"She's doing good, and I'm really proud of her," said Glaser, the retired owner of two travel agencies in Tacoma.
Kiva, named after the word for "agreement" in Swahili, has been operating for a little more than a year and has attracted about 18,000 lenders contributing an average of $82.
Lenders put in funds using an online payment method like PayPal, and Kiva transfers 100 percent of the amount to a local microfinance institution, which distributes the money to the borrower and manages the loan.
While the system relies on trust, it has proved its effectiveness over time because "you get your money back," Shah said.
So far, about 116 loans have been completed, and Kiva's repayment rate is 100 percent.
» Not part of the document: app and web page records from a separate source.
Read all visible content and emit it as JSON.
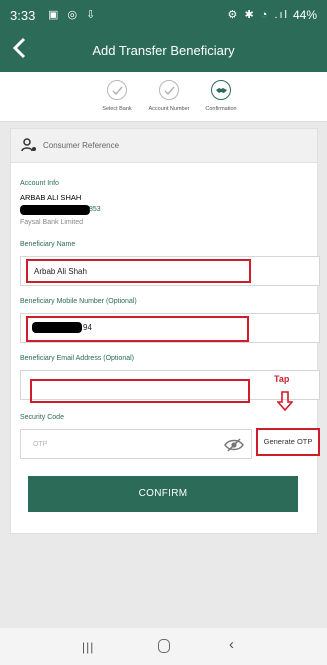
{
  "status_bar": {
    "time": "3:33",
    "left_icons": "▣ ◎ ⇩",
    "right_icons": "⚙ ✱ ◔ .ıl",
    "battery": "44%"
  },
  "app_bar": {
    "back_icon": "chevron-left-icon",
    "title": "Add Transfer Beneficiary"
  },
  "stepper": {
    "steps": [
      {
        "label": "Select Bank",
        "state": "done"
      },
      {
        "label": "Account Number",
        "state": "done"
      },
      {
        "label": "Confirmation",
        "state": "active"
      }
    ]
  },
  "card": {
    "header_label": "Consumer Reference",
    "account_info_label": "Account Info",
    "account_name": "ARBAB ALI SHAH",
    "account_number_suffix": "853",
    "bank_name": "Faysal Bank Limited",
    "beneficiary_name_label": "Beneficiary Name",
    "beneficiary_name_value": "Arbab Ali Shah",
    "mobile_label": "Beneficiary Mobile Number (Optional)",
    "mobile_value_suffix": "94",
    "email_label": "Beneficiary Email Address (Optional)",
    "email_value": "",
    "security_code_label": "Security Code",
    "otp_placeholder": "OTP",
    "generate_otp_label": "Generate OTP",
    "tap_annotation": "Tap",
    "confirm_label": "CONFIRM"
  },
  "colors": {
    "primary": "#2b6b58",
    "annotation_red": "#d11d2a"
  }
}
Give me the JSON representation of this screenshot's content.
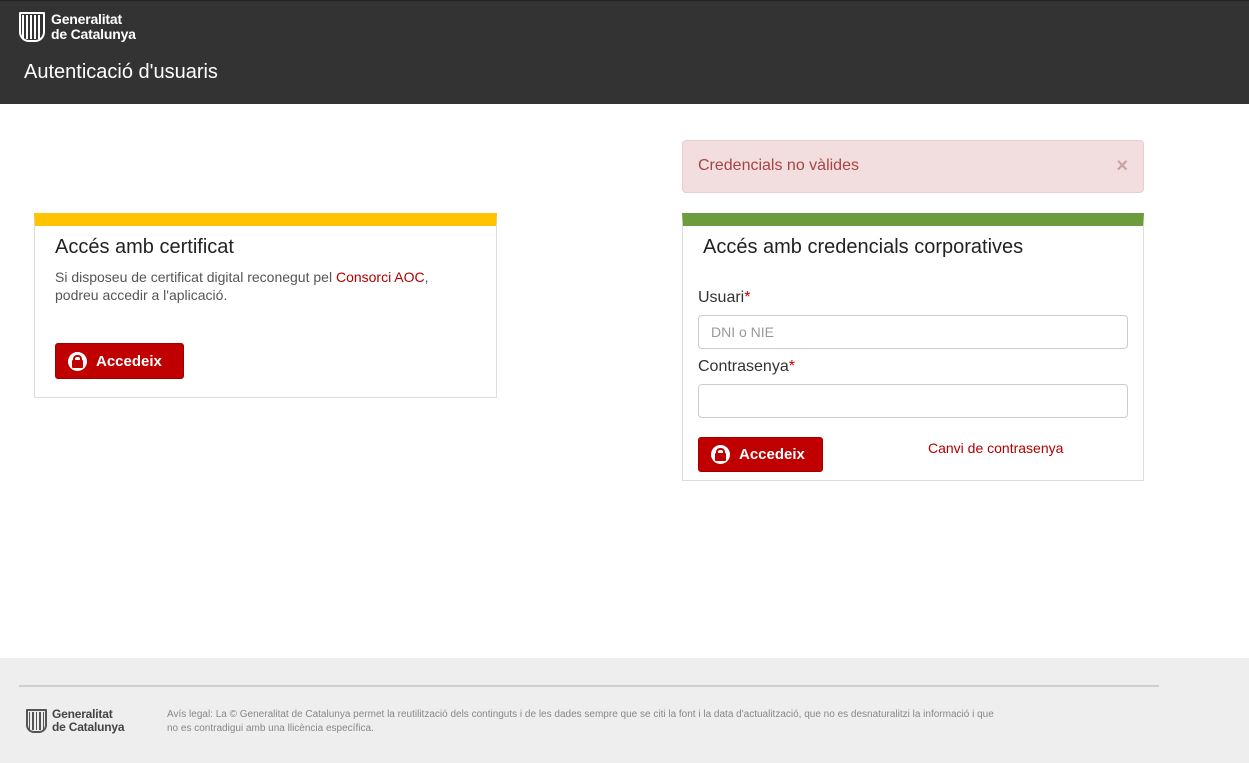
{
  "header": {
    "brand_line1": "Generalitat",
    "brand_line2": "de Catalunya",
    "title": "Autenticació d'usuaris"
  },
  "alert": {
    "message": "Credencials no vàlides",
    "close_symbol": "×"
  },
  "certificate_panel": {
    "accent_color": "#ffc300",
    "title": "Accés amb certificat",
    "desc_before": "Si disposeu de certificat digital reconegut pel ",
    "desc_link": "Consorci AOC",
    "desc_after": ", podreu accedir a l'aplicació.",
    "button_label": "Accedeix",
    "button_icon": "lock-icon"
  },
  "credentials_panel": {
    "accent_color": "#6c9c3c",
    "title": "Accés amb credencials corporatives",
    "user_label": "Usuari",
    "user_placeholder": "DNI o NIE",
    "user_value": "",
    "password_label": "Contrasenya",
    "password_value": "",
    "required_mark": "*",
    "button_label": "Accedeix",
    "button_icon": "lock-icon",
    "change_password_link": "Canvi de contrasenya"
  },
  "footer": {
    "brand_line1": "Generalitat",
    "brand_line2": "de Catalunya",
    "legal_text": "Avís legal: La © Generalitat de Catalunya permet la reutilització dels continguts i de les dades sempre que se citi la font i la data d'actualització, que no es desnaturalitzi la informació i que no es contradigui amb una llicència específica."
  },
  "colors": {
    "header_bg": "#333333",
    "primary_button": "#c00000",
    "alert_text": "#a94442",
    "alert_bg": "#f2dede"
  }
}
Lenders receive no interest for the loan. Still about 85 percent of the funds have been reloaned for a second year.
"It's just mind-blowing to a lot of people you can actually give someone you've never met money," said Shah, a former product manager at PayPal. "But 10 years ago it was mind-blowing that someone on eBay could buy a TV from someone they never knew."
The local microfinance institutions Kiva works with charge interest to borrowers to cover operating costs, with rates averaging about 19 percent, Shah said. Interest rates in the microfinance industry overall are higher, averaging 30 percent.
Kiva posts information about the performance of each of its microfinance partners on its Web site.
San Francisco-based Kiva has managed to keep its own operating costs low — it has spent just $320,000 so far among seven employees, raising $1.5 million in loans to 2,600 people. PayPal offers its services to Kiva free of charge, Google provides free advertising and Microsoft Research funded and conducted a project in East Africa to determine the best technologies to facilitate microfinance using Kiva.
GlobalGiving, based in Washington D.C., also strives for a lean operation. The nonprofit has 15 full-time and three part-time employees. It has directed donations to more than 700 projects in 85 countries and has given out $4.25 million in donations since 2001.
For every dollar that comes in, 85 to 90 percent goes to the project on the ground, while the remainder supports GlobalGiving's operations and pays for money-transfer fees.
While GlobalGiving's operating costs are fixed at 10 percent, Whittle said, nonprofits typically have a much higher overhead.
Whittle makes $150,000 a year, but neither he nor his partner took any salary for the first two years. They have relied on $4 million in seed capital to cover costs and hope to break even within the next five years.
Whittle worked for the World Bank for more than a decade. He led the unit that created the Development Marketplace, a competitive grant program that funds small-scale projects at the grass-roots level.
That effort showed the potential of a bottoms-up approach, persuading him and colleague Mari Kuraishi to strike out on their own with GlobalGiving.
Bonus of technology
While technology is increasing the transparency of nonprofits, it's also dramatically reducing the cost of information, Whittle said.
In the past, someone who wanted to submit an idea for a project would have to mail it and wait months or years for it to be evaluated and funded.
Using the Web, GlobalGiving works with 40 sponsors around the world, including Seattle-based Agros International, allowing most projects to be posted within a few days.
"We want to enable people to directly connect with as little interference from us as possible," Whittle said.
That adds up to more choices for people like Jan Cavitt. A retired career counselor from Seattle, she gave friends and relatives a surprise last Christmas.
"Everybody got mosquito netting," she said. They went to poor families in Tanzania to help protect them from malaria.
Though unusual, the gifts were well-received, she said. "They were all just grateful that something good was being done," she said.
This year Cavitt said she will select a different project for the people on her list.
"Our family members don't need things from us now," she said. "They are all comfortable adults, and they've agreed that this is a far preferable way to receive gifts than to be given something they can't use or don't like."
Kristi Heim: 206-464-2718 or firstname.lastname@example.org